Chelmsford Heritage Open Days set for September

banner-Audley-End-House-and-Gardens-2-rWhether you like meandering round a manor or stepping back in time, visitors to the county of Essex in September will find plenty of inspiration. In the heart of the county, September sees the return of the Chelmsford Heritage Open Days (8th to 11th September) with a host of properties opening to welcome visitors and offering free admission.

Highlights for 2016 include access to the grounds of Pleshey Castle, tours of Hylands House and, joining in the open days programme for the first time this year, Writtle Agricultural College and the Little Baddow History Centre.

A palace in all but name, Audley End, (pictured banner above) is not just one of Essex’s grandest country houses but one of the nation’s. This year, visitors can enjoy a family experience centered on a series of events in the Victorian stables as well as enjoying the Jacobean splendour of the house. On Saturday 3rd and Sunday 4th September, Audley End will welcome the ladies of the Victorian period for Stunning Side Saddles with demonstrations and experts on hand to tell you everything you want to know about horses and the modest but challenging art of riding side saddle!

middle-Saffron-Walden-Bridge-End-Garden-2RBridge End Garden, tucked away among the medieval back streets of Saffron Walden, (pictured above) consists of seven lovingly restored interlinked gardens – a Grade II listed evocation of the Victorian taste for both formal and practical horticulture.

The exotic-sounding Forgotten Gardens of Easton Lodge are a ‘must’ for romantics and keen gardeners alike. Easton Lodge was originally built by Henry Maynard, former Treasurer to Queen Elizabeth I. His mansion followed the ‘H’ ground plan, typical of the era but was destroyed by fire in 1847. A gothic pile replaced it, which came to Frances ‘Daisy’ Maynard in 1865. Renowned as a great beauty, Daisy was courted by European aristocracy but eventually married Lord Brooke, the Earl of Warwick.

In 1902 she commissioned Harold Peto to redesign the grounds and he did so by bringing his passion for Italianate and French designs to Easton Lodge. These were greatly feted and much photographed during the Edwardian era, but the Second World War saw the estate requisitioned by the War Office and transformed into an airfield. Thousands of trees were either felled or blown up to make way for a runway and to create a base suitable for bomber aircraft.

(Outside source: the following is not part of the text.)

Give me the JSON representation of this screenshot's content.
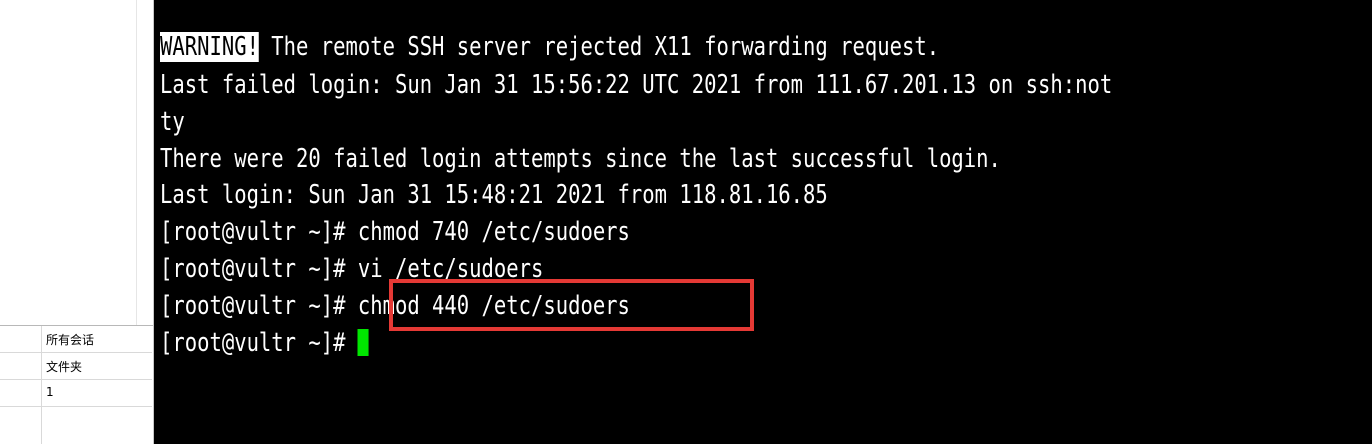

After the cessation of hostilities, Greville Maynard demolished the house and bequeathed what remained of the estate to his daughter, Felice Spurrier in 1960. Felice sold the remaining buildings on and in turn, the grounds have been passed on to a number of individuals. However, in 1993 a small but enthusiastic group of volunteers undertook to restore the gardens of Easton Lodge. The intervening years have seen painstaking work to restore Peto’s gardens and though it continues, the areas recovered from nature’s wilder habits, are magnificent.

Copped Hall, another great house that fell victim to fire and abandonment, is now enjoying a renaissance thanks to volunteers. The hall’s gardens are undergoing restoration and visitors can get a sense of the house’s once majestic lawns, parkland and walled kitchen garden. In 1594, to celebrate his marriage to the Countess of Southampton, Sir Thomas Heneage – the house’s then owner – commissioned Shakespeare to write a play. The resultant A Midsummer Night’s Dream was thus first performed at Copped Hall, after the wedding ceremony in London. Acknowledging this a garden theatre has been created in the grounds.

middle-Beth-Chatto-Garden-3-rEnthusiastic gardens looking for inspiration can also visit the Beth Chatto Gardens, (pictured above) covering six acres of beautiful gardens. Beth and her team have transformed something of a wasteland into both a visitor attraction and important resource. To help plan your visit, have a look here –

middle-Southchuch-Hall-rSouthchurch Hall and Gardens, (above) originally built in the 1300s, is a medieval moated manor house with wonderfully preserved interiors. Five acres of park include ponds which are ideal for entertaining small children, with the most traditional of pastimes, feeding the ducks!